**WHAT NEEDS TO BE DONE**: The answer should consist of every line in the material below that has the word "Control".

====

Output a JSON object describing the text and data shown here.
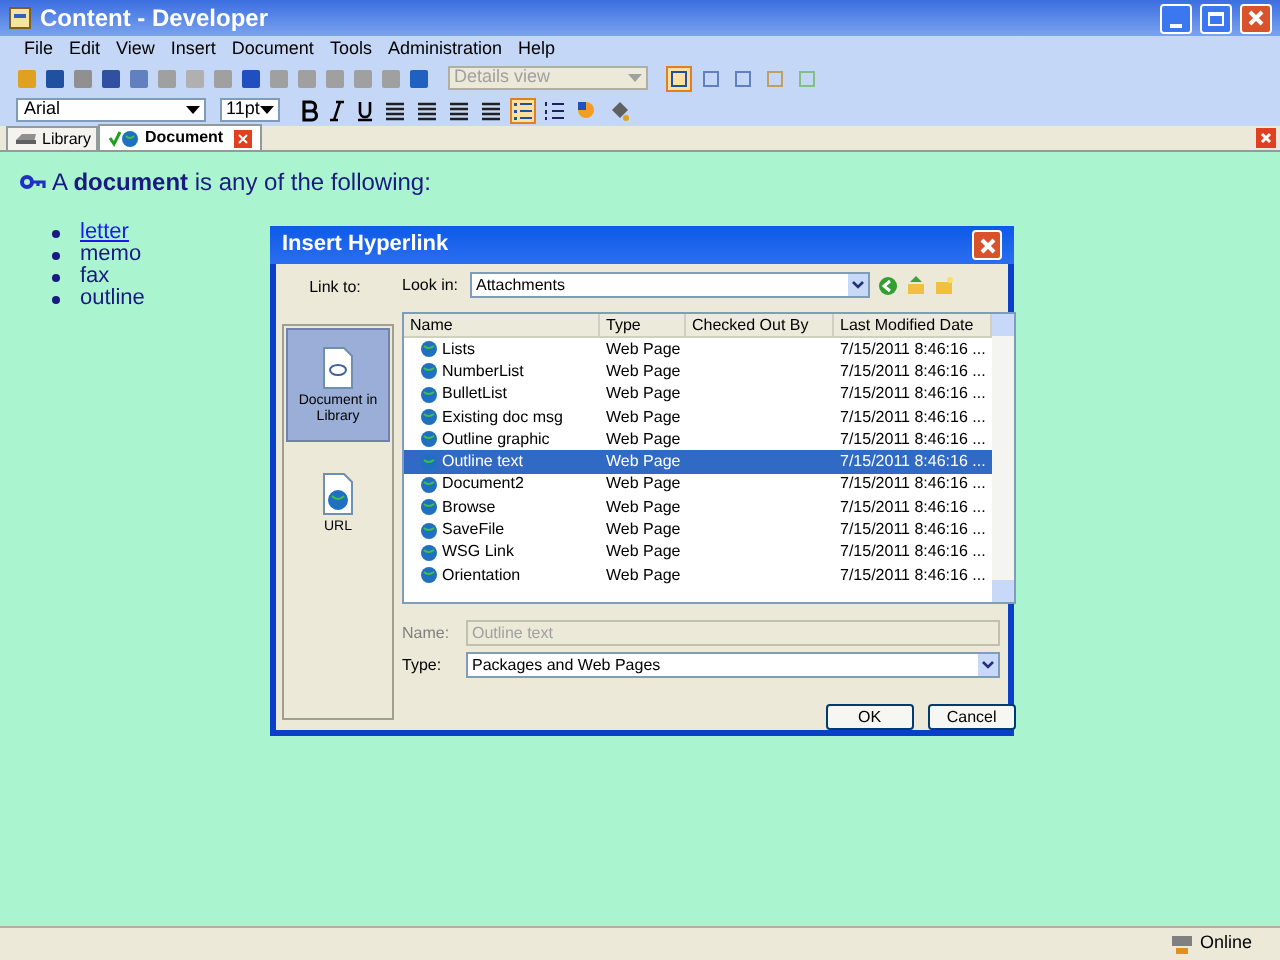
{
  "window": {
    "title": "Content - Developer"
  },
  "menu": [
    "File",
    "Edit",
    "View",
    "Insert",
    "Document",
    "Tools",
    "Administration",
    "Help"
  ],
  "toolbar": {
    "view_combo": {
      "value": "Details view",
      "disabled": true
    },
    "font": "Arial",
    "size": "11pt"
  },
  "tabs": [
    {
      "label": "Library",
      "selected": false
    },
    {
      "label": "Document",
      "selected": true
    }
  ],
  "content": {
    "heading": "A **document** is any of the following:",
    "items": [
      {
        "text": "letter",
        "link": true
      },
      {
        "text": "memo",
        "link": false
      },
      {
        "text": "fax",
        "link": false
      },
      {
        "text": "outline",
        "link": false
      }
    ]
  },
  "dialog": {
    "title": "Insert Hyperlink",
    "link_to": "Link to:",
    "nav": [
      {
        "label": "Document in Library",
        "selected": true
      },
      {
        "label": "URL",
        "selected": false
      }
    ],
    "look_in": {
      "label": "Look in:",
      "value": "Attachments"
    },
    "columns": [
      "Name",
      "Type",
      "Checked Out By",
      "Last Modified Date"
    ],
    "rows": [
      {
        "name": "Lists",
        "type": "Web Page",
        "checked_out_by": "",
        "date": "7/15/2011 8:46:16 ...",
        "selected": false
      },
      {
        "name": "NumberList",
        "type": "Web Page",
        "checked_out_by": "",
        "date": "7/15/2011 8:46:16 ...",
        "selected": false
      },
      {
        "name": "BulletList",
        "type": "Web Page",
        "checked_out_by": "",
        "date": "7/15/2011 8:46:16 ...",
        "selected": false
      },
      {
        "name": "Existing doc msg",
        "type": "Web Page",
        "checked_out_by": "",
        "date": "7/15/2011 8:46:16 ...",
        "selected": false
      },
      {
        "name": "Outline graphic",
        "type": "Web Page",
        "checked_out_by": "",
        "date": "7/15/2011 8:46:16 ...",
        "selected": false
      },
      {
        "name": "Outline text",
        "type": "Web Page",
        "checked_out_by": "",
        "date": "7/15/2011 8:46:16 ...",
        "selected": true
      },
      {
        "name": "Document2",
        "type": "Web Page",
        "checked_out_by": "",
        "date": "7/15/2011 8:46:16 ...",
        "selected": false
      },
      {
        "name": "Browse",
        "type": "Web Page",
        "checked_out_by": "",
        "date": "7/15/2011 8:46:16 ...",
        "selected": false
      },
      {
        "name": "SaveFile",
        "type": "Web Page",
        "checked_out_by": "",
        "date": "7/15/2011 8:46:16 ...",
        "selected": false
      },
      {
        "name": "WSG Link",
        "type": "Web Page",
        "checked_out_by": "",
        "date": "7/15/2011 8:46:16 ...",
        "selected": false
      },
      {
        "name": "Orientation",
        "type": "Web Page",
        "checked_out_by": "",
        "date": "7/15/2011 8:46:16 ...",
        "selected": false
      }
    ],
    "name_field": {
      "label": "Name:",
      "value": "Outline text",
      "disabled": true
    },
    "type_field": {
      "label": "Type:",
      "value": "Packages and Web Pages"
    },
    "buttons": [
      "OK",
      "Cancel"
    ]
  },
  "status_bar": {
    "status": "Online"
  }
}
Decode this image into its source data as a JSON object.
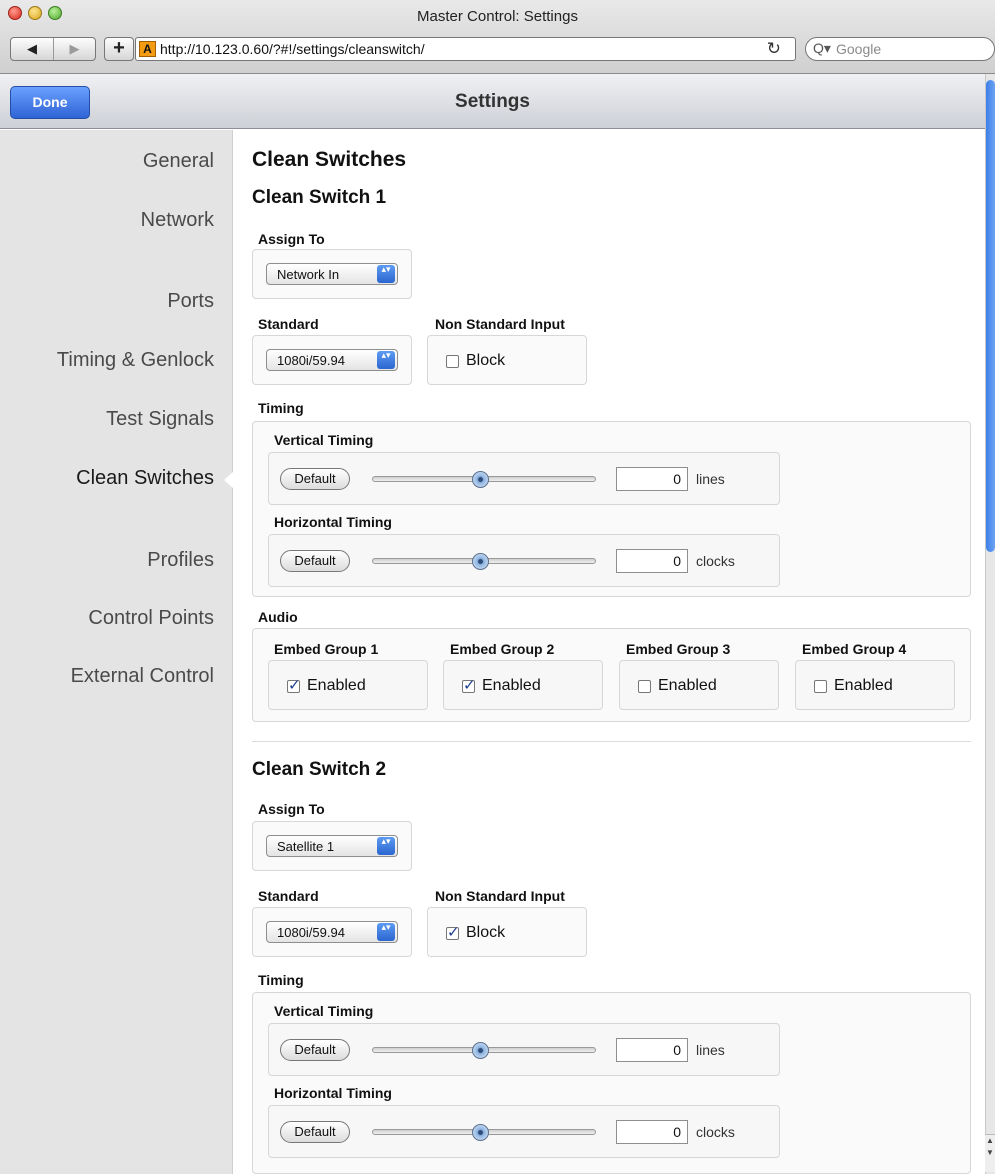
{
  "window": {
    "title": "Master Control: Settings"
  },
  "toolbar": {
    "back_icon": "◀",
    "forward_icon": "▶",
    "new_tab_icon": "+",
    "site_icon_letter": "A",
    "url": "http://10.123.0.60/?#!/settings/cleanswitch/",
    "reload_icon": "↻",
    "search_icon": "Q▾",
    "search_placeholder": "Google"
  },
  "header": {
    "done_label": "Done",
    "title": "Settings"
  },
  "sidebar": {
    "items": [
      {
        "label": "General",
        "active": false
      },
      {
        "label": "Network",
        "active": false
      },
      {
        "label": "Ports",
        "active": false
      },
      {
        "label": "Timing & Genlock",
        "active": false
      },
      {
        "label": "Test Signals",
        "active": false
      },
      {
        "label": "Clean Switches",
        "active": true
      },
      {
        "label": "Profiles",
        "active": false
      },
      {
        "label": "Control Points",
        "active": false
      },
      {
        "label": "External Control",
        "active": false
      }
    ]
  },
  "page": {
    "title": "Clean Switches"
  },
  "labels": {
    "assign_to": "Assign To",
    "standard": "Standard",
    "non_standard_input": "Non Standard Input",
    "block": "Block",
    "timing": "Timing",
    "vertical_timing": "Vertical Timing",
    "horizontal_timing": "Horizontal Timing",
    "default": "Default",
    "lines": "lines",
    "clocks": "clocks",
    "audio": "Audio",
    "enabled": "Enabled",
    "select_arrow_icon": "▴▾"
  },
  "clean_switches": [
    {
      "title": "Clean Switch 1",
      "assign_to": "Network In",
      "standard": "1080i/59.94",
      "block_checked": false,
      "vertical_timing": "0",
      "vertical_slider_level": 0.5,
      "horizontal_timing": "0",
      "horizontal_slider_level": 0.5,
      "audio_groups": [
        {
          "label": "Embed Group 1",
          "enabled": true
        },
        {
          "label": "Embed Group 2",
          "enabled": true
        },
        {
          "label": "Embed Group 3",
          "enabled": false
        },
        {
          "label": "Embed Group 4",
          "enabled": false
        }
      ]
    },
    {
      "title": "Clean Switch 2",
      "assign_to": "Satellite 1",
      "standard": "1080i/59.94",
      "block_checked": true,
      "vertical_timing": "0",
      "vertical_slider_level": 0.5,
      "horizontal_timing": "0",
      "horizontal_slider_level": 0.5
    }
  ],
  "colors": {
    "done_button": "#2f64d6",
    "scroll_thumb": "#3d7fe8"
  }
}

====

**RESULT OF THE EXERCISE**:
    "title": "Master Control: Settings"
        "label": "Control Points",
        "label": "External Control",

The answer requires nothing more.